Should Everyone Learn to Code?
Since the beginning of the Computer Age, there has been this persistent fear that one day, computers will become smarter than we are. In the most pessimistic scenarios this means nothing less than the complete annihilation of the human race. We fear an artificial intelligence that can think and feel like a human can. This fear may be misplaced; we are generations away from this type of computer intelligence. But perhaps we are asking all of the wrong questions. Instead of wondering if this could happen, we should ask ourselves why this possibility scares us.
As technology becomes more and more complex, the average user understands it less and less. This forms a knowledge chasm that appears impassable. It may also explain why Steve Jobs was idolized by so many; like Prometheus, Jobs delivered the fire of the gods (iPhone, iPad, iPod) to mere mortals. He bridged the impassable chasm by making products that appeared simple and intuitive enough to understand. Only, Jobs’s bridge was constructed of paper and glue. He hid the complexities of his products behind a veneer of simple design and total functionality. He made us believe that we, the average user, could understand and control our computers.
Of course, we can understand and control our computers. Computers are dumb, requiring the commands of a programmer in order to operate. Do you know the language of your computer? Is it irresponsible not to know?
The Importance of Code
Peel back a website to its source code and you will see a string of letters, numbers, and symbols, the architecture of the Internet. This is code. The Internet, smartphones, computers, video game consoles, this website – all governed by the digital languages we call code. Look at the image below. On the left is this website. On the right is the same page of the website broken down into the code that defines it.
Code underwrites the “magic” of modern electronics. There is nothing special or remarkable about your smartphone or your laptop computer. Each requires an input from the user before producing the right output. A computer requires the user to tell it what to do. Programmers make this easy for us; they write the codes that tell our computers what to do. When we click a button and are taken to the right screen, we have the programmer to thank. The programmer writes elegant code that tells the computer what to do so that we don’t have to.
Should We All Learn Code?
Recently, company FreeCause asked all of its employees to learn how to code. CEO Michael Jaconi explained the decision this way: “[Coding] would arm our employees with a new skill set, bring our technical and non-technical teams closer together, and provide the entire company with a deeper understanding and appreciation of what we do.” To put it simply, learning code would mean that all FreeCause employees spoke the same language.
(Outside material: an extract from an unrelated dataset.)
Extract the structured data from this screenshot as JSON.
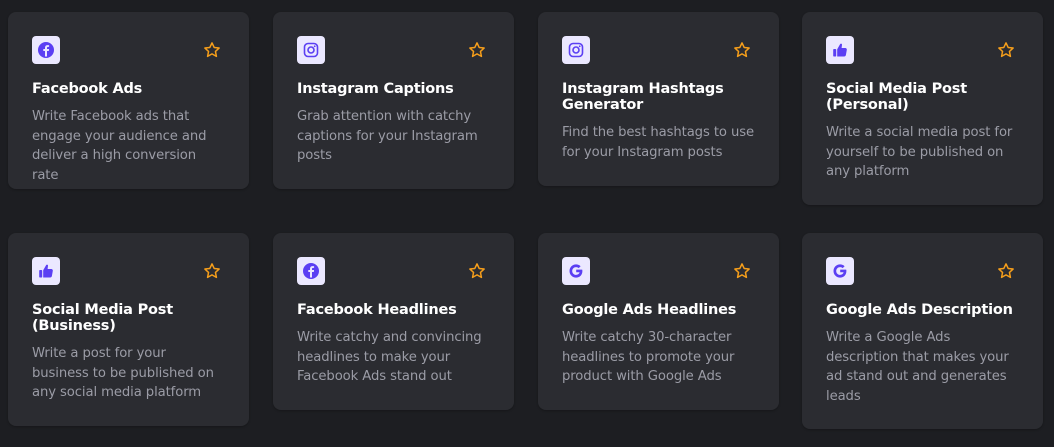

In our technologically reliant society, is it irresponsible to remain ignorant of code? I argue yes. We should not remain content to allow so-called experts set the parameters for our Internet use. While we need not become experts ourselves, we must understand the languages of the digital age in order to participate in this ongoing dialogue about privacy, use, and protection. To remain ignorant of code is to silence our voices in conversation that directly impacts our lives.
The language of programming is not inaccessible. Take a course online. Join Codecademy. Watch a video on YouTube. Take a book out from your local library. Your options are limitless, your excuses negligible. It’s more important than ever to have at least a basic understanding of code. Start now.
AXIOM #5: As technology becomes more and more complex, the average user understands it less and less.